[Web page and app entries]
+ + + +
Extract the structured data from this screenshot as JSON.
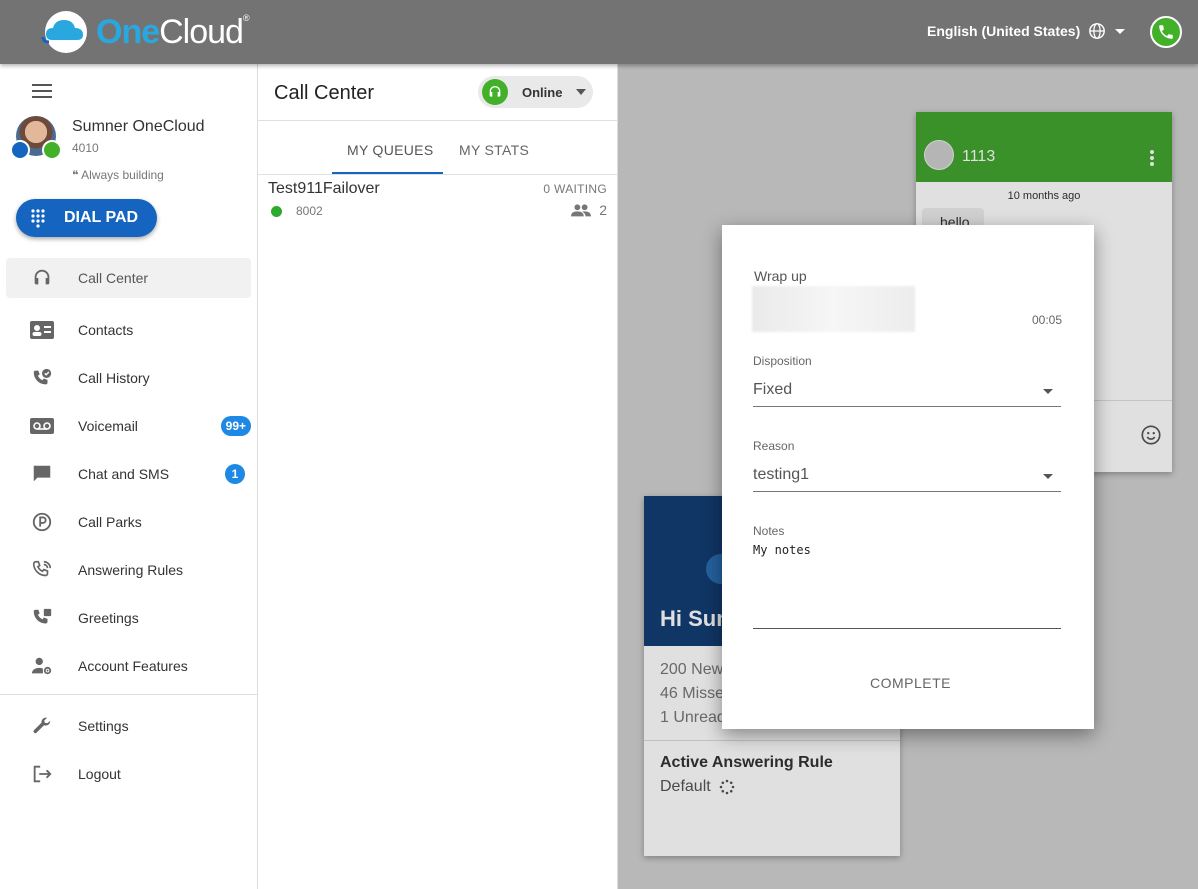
{
  "header": {
    "logo_one": "One",
    "logo_cloud": "Cloud",
    "logo_mark": "®",
    "language": "English (United States)"
  },
  "profile": {
    "name": "Sumner OneCloud",
    "extension": "4010",
    "status_quote": "❝",
    "status": "Always building"
  },
  "dial_pad_label": "DIAL PAD",
  "nav": [
    {
      "label": "Call Center",
      "icon": "headset-icon"
    },
    {
      "label": "Contacts",
      "icon": "contact-card-icon"
    },
    {
      "label": "Call History",
      "icon": "call-history-icon"
    },
    {
      "label": "Voicemail",
      "icon": "voicemail-icon",
      "badge": "99+"
    },
    {
      "label": "Chat and SMS",
      "icon": "chat-icon",
      "badge": "1"
    },
    {
      "label": "Call Parks",
      "icon": "parking-icon"
    },
    {
      "label": "Answering Rules",
      "icon": "answering-rules-icon"
    },
    {
      "label": "Greetings",
      "icon": "greetings-icon"
    },
    {
      "label": "Account Features",
      "icon": "account-features-icon"
    }
  ],
  "nav_bottom": [
    {
      "label": "Settings",
      "icon": "wrench-icon"
    },
    {
      "label": "Logout",
      "icon": "logout-icon"
    }
  ],
  "call_center": {
    "title": "Call Center",
    "status": "Online",
    "tabs": [
      "MY QUEUES",
      "MY STATS"
    ],
    "queue": {
      "name": "Test911Failover",
      "extension": "8002",
      "waiting": "0 WAITING",
      "agents": "2"
    }
  },
  "chat_card": {
    "number": "1113",
    "time": "10 months ago",
    "message": "hello"
  },
  "welcome_card": {
    "greeting": "Hi Sum",
    "stats": [
      "200 New",
      "46 Misse",
      "1 Unread"
    ],
    "rule_title": "Active Answering Rule",
    "rule_value": "Default"
  },
  "wrapup": {
    "title": "Wrap up",
    "timer": "00:05",
    "disposition_label": "Disposition",
    "disposition_value": "Fixed",
    "reason_label": "Reason",
    "reason_value": "testing1",
    "notes_label": "Notes",
    "notes_value": "My notes",
    "complete_label": "COMPLETE"
  },
  "colors": {
    "topbar": "#737373",
    "primary": "#1565c0",
    "online_green": "#43b02a",
    "badge_blue": "#1e88e5",
    "chat_header": "#43a52f",
    "welcome_header": "#133e73"
  }
}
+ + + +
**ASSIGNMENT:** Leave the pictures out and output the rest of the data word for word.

**OUTPUT OF THE EXERCISE:**
Extract the structured data from this screenshot as JSON.
{
  "header": {
    "logo_one": "One",
    "logo_cloud": "Cloud",
    "logo_mark": "®",
    "language": "English (United States)"
  },
  "profile": {
    "name": "Sumner OneCloud",
    "extension": "4010",
    "status_quote": "❝",
    "status": "Always building"
  },
  "dial_pad_label": "DIAL PAD",
  "nav": [
    {
      "label": "Call Center",
      "icon": "headset-icon"
    },
    {
      "label": "Contacts",
      "icon": "contact-card-icon"
    },
    {
      "label": "Call History",
      "icon": "call-history-icon"
    },
    {
      "label": "Voicemail",
      "icon": "voicemail-icon",
      "badge": "99+"
    },
    {
      "label": "Chat and SMS",
      "icon": "chat-icon",
      "badge": "1"
    },
    {
      "label": "Call Parks",
      "icon": "parking-icon"
    },
    {
      "label": "Answering Rules",
      "icon": "answering-rules-icon"
    },
    {
      "label": "Greetings",
      "icon": "greetings-icon"
    },
    {
      "label": "Account Features",
      "icon": "account-features-icon"
    }
  ],
  "nav_bottom": [
    {
      "label": "Settings",
      "icon": "wrench-icon"
    },
    {
      "label": "Logout",
      "icon": "logout-icon"
    }
  ],
  "call_center": {
    "title": "Call Center",
    "status": "Online",
    "tabs": [
      "MY QUEUES",
      "MY STATS"
    ],
    "queue": {
      "name": "Test911Failover",
      "extension": "8002",
      "waiting": "0 WAITING",
      "agents": "2"
    }
  },
  "chat_card": {
    "number": "1113",
    "time": "10 months ago",
    "message": "hello"
  },
  "welcome_card": {
    "greeting": "Hi Sum",
    "stats": [
      "200 New",
      "46 Misse",
      "1 Unread"
    ],
    "rule_title": "Active Answering Rule",
    "rule_value": "Default"
  },
  "wrapup": {
    "title": "Wrap up",
    "timer": "00:05",
    "disposition_label": "Disposition",
    "disposition_value": "Fixed",
    "reason_label": "Reason",
    "reason_value": "testing1",
    "notes_label": "Notes",
    "notes_value": "My notes",
    "complete_label": "COMPLETE"
  },
  "colors": {
    "topbar": "#737373",
    "primary": "#1565c0",
    "online_green": "#43b02a",
    "badge_blue": "#1e88e5",
    "chat_header": "#43a52f",
    "welcome_header": "#133e73"
  }
}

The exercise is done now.